I'll say what's wrong with it first, as there isn't much to complain about. Firstly the album is too long. It clocks in at just under an hour and anyone worth his or her salt knows that no album should be over 45 minutes long. The optimum length, I reckon, is about 37 minutes, give or take. My second criticism is in some ways connected to the first: it is that the album is slightly one paced. The songs are all quite similar in terms of style and whilst this wouldn't matter over thirty odd minutes it does become noticeable by the end of the album. These, though, are minor quibbles. Juana Molina's album is a beautiful collection of gentle, downbeat folksongs that sound almost as if they could be lullabies. Acoustic guitar and electronic chatter back Molina's soft and child-like voice; occasional interventions from pianos and violins augment the sound.

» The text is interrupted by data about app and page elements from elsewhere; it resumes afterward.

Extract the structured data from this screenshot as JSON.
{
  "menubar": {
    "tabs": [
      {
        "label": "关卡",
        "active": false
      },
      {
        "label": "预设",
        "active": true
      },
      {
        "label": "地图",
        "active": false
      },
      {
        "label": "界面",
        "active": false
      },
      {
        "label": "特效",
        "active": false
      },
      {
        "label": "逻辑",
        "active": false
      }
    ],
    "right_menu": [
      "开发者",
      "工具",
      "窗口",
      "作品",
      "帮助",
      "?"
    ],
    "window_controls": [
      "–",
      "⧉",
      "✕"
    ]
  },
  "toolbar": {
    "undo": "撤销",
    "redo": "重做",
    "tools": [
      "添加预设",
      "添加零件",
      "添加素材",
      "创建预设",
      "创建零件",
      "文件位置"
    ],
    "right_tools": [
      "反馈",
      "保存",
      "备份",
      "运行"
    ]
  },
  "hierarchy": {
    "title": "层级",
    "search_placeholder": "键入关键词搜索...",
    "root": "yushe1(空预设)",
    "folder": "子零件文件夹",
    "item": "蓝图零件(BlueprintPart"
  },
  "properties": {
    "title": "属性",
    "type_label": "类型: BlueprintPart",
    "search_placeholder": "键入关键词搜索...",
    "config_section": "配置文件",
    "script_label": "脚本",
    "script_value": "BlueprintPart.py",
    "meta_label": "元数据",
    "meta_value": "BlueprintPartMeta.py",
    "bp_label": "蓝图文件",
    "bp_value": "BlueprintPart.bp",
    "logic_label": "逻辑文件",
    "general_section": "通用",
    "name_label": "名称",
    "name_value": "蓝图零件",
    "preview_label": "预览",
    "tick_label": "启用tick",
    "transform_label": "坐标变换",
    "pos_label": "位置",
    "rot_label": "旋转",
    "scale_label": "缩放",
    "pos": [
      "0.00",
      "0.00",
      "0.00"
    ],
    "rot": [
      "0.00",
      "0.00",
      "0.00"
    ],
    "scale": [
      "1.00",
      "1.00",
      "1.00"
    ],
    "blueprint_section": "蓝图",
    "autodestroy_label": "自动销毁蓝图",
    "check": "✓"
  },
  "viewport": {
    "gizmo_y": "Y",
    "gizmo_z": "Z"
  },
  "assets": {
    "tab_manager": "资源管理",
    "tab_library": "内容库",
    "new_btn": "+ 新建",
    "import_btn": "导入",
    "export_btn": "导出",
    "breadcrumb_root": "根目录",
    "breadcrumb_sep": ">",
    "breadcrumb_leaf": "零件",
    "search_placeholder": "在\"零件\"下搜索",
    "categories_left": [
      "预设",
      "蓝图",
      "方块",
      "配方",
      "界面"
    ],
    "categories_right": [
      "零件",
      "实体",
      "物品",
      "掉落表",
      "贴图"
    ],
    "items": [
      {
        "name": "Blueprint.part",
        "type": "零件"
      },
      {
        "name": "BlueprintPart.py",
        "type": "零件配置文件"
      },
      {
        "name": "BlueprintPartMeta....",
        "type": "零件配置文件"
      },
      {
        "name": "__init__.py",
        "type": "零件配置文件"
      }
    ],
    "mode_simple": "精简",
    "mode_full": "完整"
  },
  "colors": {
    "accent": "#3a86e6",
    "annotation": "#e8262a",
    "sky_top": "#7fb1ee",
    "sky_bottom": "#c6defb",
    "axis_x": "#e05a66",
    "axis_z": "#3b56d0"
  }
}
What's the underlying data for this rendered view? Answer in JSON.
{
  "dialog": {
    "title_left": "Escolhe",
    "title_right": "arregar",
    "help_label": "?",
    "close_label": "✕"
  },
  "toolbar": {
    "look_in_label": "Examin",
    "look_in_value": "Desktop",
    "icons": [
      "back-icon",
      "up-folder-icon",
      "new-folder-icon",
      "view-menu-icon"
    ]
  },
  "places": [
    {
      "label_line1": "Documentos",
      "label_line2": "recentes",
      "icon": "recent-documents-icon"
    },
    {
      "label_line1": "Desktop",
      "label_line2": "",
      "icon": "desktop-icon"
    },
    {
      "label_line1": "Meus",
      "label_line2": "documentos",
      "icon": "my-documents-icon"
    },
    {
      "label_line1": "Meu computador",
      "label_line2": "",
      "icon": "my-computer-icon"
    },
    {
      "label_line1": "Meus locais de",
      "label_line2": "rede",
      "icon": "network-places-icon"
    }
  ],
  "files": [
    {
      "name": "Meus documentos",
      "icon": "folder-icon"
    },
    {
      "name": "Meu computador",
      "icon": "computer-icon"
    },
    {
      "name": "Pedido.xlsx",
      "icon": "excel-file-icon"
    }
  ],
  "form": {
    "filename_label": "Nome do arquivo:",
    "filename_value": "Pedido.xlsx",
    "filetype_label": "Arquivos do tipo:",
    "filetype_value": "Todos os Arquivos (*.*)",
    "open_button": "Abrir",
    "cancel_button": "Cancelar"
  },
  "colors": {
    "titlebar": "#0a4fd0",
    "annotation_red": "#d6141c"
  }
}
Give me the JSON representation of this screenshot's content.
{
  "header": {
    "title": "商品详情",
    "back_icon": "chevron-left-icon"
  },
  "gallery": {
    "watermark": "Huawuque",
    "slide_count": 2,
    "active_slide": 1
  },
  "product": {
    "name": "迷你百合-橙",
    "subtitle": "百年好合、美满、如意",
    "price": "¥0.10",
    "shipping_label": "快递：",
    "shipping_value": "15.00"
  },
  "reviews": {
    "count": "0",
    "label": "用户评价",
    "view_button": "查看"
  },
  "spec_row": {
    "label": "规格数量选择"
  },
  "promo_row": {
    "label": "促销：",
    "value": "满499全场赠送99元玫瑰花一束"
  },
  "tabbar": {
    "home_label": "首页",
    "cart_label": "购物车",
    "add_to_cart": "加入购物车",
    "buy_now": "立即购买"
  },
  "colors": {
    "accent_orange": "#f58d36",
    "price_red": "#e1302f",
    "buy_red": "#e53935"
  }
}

The album opens as it means to go on. "No Es Tan Cierto" comprises clock-ticking guitar, Molina's soft, seductive voice and subdued, swirling keyboards. Rather sweetly someone let the clangers into the studio whilst this track was being recorded. As with much of the music that's being made today so much is going on in the background – many of these tracks are based around simple acoustic strums but "El Cristal", for instance, seems to feature someone hitting a mallet against the hull of a ship and the title track features the sound of wilting bagpipes. "Lamba Corta" has some Philip Glass type vocal harmonies and on "Filter Tags" the voices disintegrate altogether, ending up sounding like fluttering insects. What does Molina sing about? I've no idea and it is one of the pleasures of listening to albums in a foreign tongue that you can make the lyrics up. As for stand out tracks, "Salvese Quien Puedo" is simply beautiful, "Yo Se Que" features disturbing bells that sound like they've fallen off a David Lynch soundtrack and El Progresso appears to have been recorded on a farm. The album closes with "Insensible" – Molina sings over a Satie-esque piano melody and the album gently and unfussily fades away.
Words: Chris Dawson